Here below is a 4 minute clip about the documentary from Youtube. At 1:57 you can see one of my actual photocopies being animated after an intro by Stan Lee:
Which brings us to 2010. Let me set this up correctly....
On Saturday, October 9, 2010, I attended the New York Comicon with my friends Barry Pearl, Nick Caputo, John Caputo and Mike DeLisa.
|Nick Caputo, Mike Delisa, Barry Pearl|
We made the usual rounds, saw and talked to Irwin Hasen, there promoting his documentary Irwin: A New York Story. I always want to pick the brain and memories of golden-age artists whenever there's a chance so I presented him with a complete set of his Ferret stories from the early issues of Marvel Mystery Comics, stories he hadn't seen in decades. Hasen related that he'd done these stories as a freelancer through the Lloyd Jacquet shop and never actually been on staff at the shop.
|Irwin Hasen (on the right)|
Next I spent some time talking to Al Jaffee, promoting his new biography Al Jaffee's Mad Life.
Syd Shores' daughter Nancy was also at the show and I introduced Nancy to Al, knowing Al was an old colleague and friend of Syd's while on the staff at Timely. Nancy and I then spent time talking to Stan Goldberg for a while, another friend of Syd's, before saying our goodbyes and parting.
|Stan Goldberg and Nancy Shores|
Here is photo from 2009 of Nancy with her dad's old boss!
|A Simon & Shores reunion! (February, 2009)|
I then stopped by Jerry Robinson's table and chatted a bit about his new biography, Jerry Robinson - Ambassador of Comics. I had done a small bit of Timely Comics help in both Jerry's and Jaffee's books above, and was thrilled they were finally in print.
I had one last stop to make. Across the aisle from Jerry Robinson was Joe Simon, holding court among piles of the just released Simon and Kirby Superheroes, a massive tome of some of the greatest hero comics of all time.
As the end of the show loomed, I approached Joe with my freshly purchased copy and Joe was more than happy to sign it for me. I slid the book across the table and he opened it up, uncapping a pen.
Just then there was a commotion as a small scooter approached Joe's table.

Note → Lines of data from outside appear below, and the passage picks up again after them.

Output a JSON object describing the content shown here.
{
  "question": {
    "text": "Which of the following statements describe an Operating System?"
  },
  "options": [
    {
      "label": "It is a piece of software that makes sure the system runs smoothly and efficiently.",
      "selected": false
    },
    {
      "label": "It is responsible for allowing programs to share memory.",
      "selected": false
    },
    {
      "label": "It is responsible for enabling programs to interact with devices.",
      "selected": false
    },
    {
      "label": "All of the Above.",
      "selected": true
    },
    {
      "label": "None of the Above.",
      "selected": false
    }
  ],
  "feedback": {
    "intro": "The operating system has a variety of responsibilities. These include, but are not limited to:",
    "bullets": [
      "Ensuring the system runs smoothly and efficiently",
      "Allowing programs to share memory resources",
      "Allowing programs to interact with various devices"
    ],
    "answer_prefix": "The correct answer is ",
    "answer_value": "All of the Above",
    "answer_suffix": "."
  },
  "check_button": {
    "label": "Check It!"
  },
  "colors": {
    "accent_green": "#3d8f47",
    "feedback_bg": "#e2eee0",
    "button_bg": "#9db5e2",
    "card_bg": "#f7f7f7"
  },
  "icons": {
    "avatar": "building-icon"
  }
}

It was Jerry Robinson. Jerry proceeded to get out of his conveyance and carefully made his way through a narrow space between tables, greeting Joe with a big hug.
Jerry greeting Joe
He then sat down next to Joe and they chatted as I used two hands to simultaneously photograph, videotape with a camcorder and even take video clips with a digital camera.
Below are two short video clips from that day. One captures Jerry arriving and greeting Joe. The other has them briefly chatting and comparing their relative ages! Sorry about the quality, this was not recorded in HD video.
At some point Jerry looked down at my book and asked Joe whether he was going to sign it. Joe placed his signature on the first page and passed the book over to Jerry, who added his own signature above Joe's.
Jerry watching Joe sign his name
Joe passing the pen to Jerry
Jerry looking at the page
Jerry adding his signature to the book
I was in awe. Two of the grandmasters of the medium had converged on my book and I realized that what I had witnessed was something very special.
- All photographic images (except Nancy Shores with Joe Simon and 2008 image above) and video copyright Dr. Michael J. Vassallo
- Last photo above from Allen Bellman via Nancy Shores